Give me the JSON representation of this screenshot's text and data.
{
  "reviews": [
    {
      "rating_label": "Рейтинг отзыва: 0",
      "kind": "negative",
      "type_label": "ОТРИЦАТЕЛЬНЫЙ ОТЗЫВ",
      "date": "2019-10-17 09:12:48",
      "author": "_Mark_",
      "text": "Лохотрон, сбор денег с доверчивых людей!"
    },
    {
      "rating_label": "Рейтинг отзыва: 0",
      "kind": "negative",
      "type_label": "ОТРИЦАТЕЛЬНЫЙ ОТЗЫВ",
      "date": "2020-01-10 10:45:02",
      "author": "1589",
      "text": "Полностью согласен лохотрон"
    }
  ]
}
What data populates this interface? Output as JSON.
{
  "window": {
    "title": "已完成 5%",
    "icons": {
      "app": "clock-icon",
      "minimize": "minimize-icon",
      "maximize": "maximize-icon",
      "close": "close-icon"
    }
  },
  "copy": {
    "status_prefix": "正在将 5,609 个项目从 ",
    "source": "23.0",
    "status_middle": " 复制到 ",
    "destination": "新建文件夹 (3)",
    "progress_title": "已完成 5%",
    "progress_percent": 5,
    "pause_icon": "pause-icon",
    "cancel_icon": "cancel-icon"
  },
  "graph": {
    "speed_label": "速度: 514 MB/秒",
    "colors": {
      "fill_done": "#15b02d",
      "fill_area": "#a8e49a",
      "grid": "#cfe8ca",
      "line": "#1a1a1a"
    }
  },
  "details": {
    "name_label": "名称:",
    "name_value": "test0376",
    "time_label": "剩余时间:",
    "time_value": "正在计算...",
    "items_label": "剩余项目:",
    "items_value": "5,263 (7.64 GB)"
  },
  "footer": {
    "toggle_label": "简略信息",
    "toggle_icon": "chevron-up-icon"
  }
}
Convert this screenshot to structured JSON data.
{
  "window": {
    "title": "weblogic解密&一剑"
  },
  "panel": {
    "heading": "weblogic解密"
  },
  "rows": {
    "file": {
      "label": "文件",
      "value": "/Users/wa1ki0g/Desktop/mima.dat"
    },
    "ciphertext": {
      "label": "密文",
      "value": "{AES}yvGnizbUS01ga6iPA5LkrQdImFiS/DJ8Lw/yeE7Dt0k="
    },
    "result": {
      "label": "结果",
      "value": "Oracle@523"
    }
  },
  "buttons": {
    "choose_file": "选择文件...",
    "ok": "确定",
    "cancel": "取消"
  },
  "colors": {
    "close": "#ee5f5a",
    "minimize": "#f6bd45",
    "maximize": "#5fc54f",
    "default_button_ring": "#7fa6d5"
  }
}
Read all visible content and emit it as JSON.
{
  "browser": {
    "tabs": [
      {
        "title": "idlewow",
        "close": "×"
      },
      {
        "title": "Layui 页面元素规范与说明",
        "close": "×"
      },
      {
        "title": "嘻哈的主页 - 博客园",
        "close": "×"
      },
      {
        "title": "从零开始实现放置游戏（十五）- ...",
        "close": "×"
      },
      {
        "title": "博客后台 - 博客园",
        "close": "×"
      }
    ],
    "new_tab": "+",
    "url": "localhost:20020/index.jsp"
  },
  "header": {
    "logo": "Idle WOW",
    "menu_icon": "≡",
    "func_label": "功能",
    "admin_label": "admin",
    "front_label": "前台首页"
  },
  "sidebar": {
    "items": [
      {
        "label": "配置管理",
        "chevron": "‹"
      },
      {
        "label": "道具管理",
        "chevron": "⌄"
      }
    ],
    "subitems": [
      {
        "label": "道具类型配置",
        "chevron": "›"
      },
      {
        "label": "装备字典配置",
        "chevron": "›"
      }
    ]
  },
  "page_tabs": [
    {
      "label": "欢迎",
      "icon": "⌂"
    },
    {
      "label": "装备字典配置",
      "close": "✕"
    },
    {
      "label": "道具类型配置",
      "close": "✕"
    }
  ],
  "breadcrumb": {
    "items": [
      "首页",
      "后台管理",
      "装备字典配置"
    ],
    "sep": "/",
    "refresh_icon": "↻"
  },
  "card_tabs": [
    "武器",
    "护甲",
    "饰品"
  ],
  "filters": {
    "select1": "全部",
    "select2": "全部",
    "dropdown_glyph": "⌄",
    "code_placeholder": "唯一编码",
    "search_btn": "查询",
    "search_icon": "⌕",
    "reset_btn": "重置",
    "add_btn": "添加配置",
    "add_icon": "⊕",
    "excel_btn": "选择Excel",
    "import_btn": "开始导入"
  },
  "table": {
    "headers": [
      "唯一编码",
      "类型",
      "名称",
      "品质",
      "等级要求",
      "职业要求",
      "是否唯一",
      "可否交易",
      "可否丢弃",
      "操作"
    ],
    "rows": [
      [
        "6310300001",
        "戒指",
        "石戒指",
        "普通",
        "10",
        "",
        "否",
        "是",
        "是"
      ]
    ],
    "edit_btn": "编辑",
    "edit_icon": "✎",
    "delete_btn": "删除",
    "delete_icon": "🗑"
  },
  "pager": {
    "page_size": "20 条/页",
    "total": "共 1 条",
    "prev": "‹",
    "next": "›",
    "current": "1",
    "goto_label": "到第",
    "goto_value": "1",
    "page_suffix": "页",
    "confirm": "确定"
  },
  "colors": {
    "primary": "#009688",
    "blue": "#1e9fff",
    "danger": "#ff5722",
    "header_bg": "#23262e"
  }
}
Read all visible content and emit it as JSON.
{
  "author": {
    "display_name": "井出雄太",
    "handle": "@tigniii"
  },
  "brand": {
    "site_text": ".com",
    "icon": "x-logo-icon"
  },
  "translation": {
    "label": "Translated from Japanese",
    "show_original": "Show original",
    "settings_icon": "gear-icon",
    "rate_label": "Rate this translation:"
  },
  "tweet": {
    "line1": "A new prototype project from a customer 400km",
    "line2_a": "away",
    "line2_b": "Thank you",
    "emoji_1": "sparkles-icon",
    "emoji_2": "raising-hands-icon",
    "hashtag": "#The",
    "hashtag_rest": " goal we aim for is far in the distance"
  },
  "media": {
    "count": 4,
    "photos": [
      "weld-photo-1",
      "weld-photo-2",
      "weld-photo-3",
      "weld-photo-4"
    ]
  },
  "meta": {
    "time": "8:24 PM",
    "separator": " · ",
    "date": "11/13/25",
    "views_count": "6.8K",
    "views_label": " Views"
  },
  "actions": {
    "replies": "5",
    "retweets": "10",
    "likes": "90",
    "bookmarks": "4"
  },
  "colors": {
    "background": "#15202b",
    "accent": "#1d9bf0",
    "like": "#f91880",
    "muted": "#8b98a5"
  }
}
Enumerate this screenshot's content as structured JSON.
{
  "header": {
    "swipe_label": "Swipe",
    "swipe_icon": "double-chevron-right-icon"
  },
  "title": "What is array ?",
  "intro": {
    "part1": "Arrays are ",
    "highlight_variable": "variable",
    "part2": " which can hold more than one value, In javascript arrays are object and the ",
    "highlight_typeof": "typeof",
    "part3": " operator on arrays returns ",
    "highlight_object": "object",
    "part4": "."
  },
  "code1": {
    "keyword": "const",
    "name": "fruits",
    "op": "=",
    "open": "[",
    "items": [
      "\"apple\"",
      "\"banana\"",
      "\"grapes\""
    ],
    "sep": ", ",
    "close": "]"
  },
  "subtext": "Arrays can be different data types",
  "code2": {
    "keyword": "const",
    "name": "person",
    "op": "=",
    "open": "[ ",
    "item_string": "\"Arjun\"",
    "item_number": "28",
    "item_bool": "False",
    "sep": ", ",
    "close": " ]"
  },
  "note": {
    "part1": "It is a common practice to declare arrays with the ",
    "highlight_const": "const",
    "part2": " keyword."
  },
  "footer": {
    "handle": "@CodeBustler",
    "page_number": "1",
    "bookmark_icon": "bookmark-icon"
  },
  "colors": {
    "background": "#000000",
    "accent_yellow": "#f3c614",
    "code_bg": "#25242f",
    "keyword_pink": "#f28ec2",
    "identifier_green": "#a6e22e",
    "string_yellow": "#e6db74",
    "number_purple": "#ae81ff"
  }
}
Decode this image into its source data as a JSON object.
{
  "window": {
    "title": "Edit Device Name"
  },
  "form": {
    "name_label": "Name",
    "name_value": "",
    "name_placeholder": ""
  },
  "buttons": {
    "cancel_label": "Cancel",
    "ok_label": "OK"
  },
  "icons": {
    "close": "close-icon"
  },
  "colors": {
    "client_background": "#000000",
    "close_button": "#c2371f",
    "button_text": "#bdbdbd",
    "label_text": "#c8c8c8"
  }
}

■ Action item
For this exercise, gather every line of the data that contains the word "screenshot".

■ Answer section
Give me the JSON representation of this screenshot's text and data.
Convert this screenshot to structured JSON data.
Enumerate this screenshot's content as structured JSON.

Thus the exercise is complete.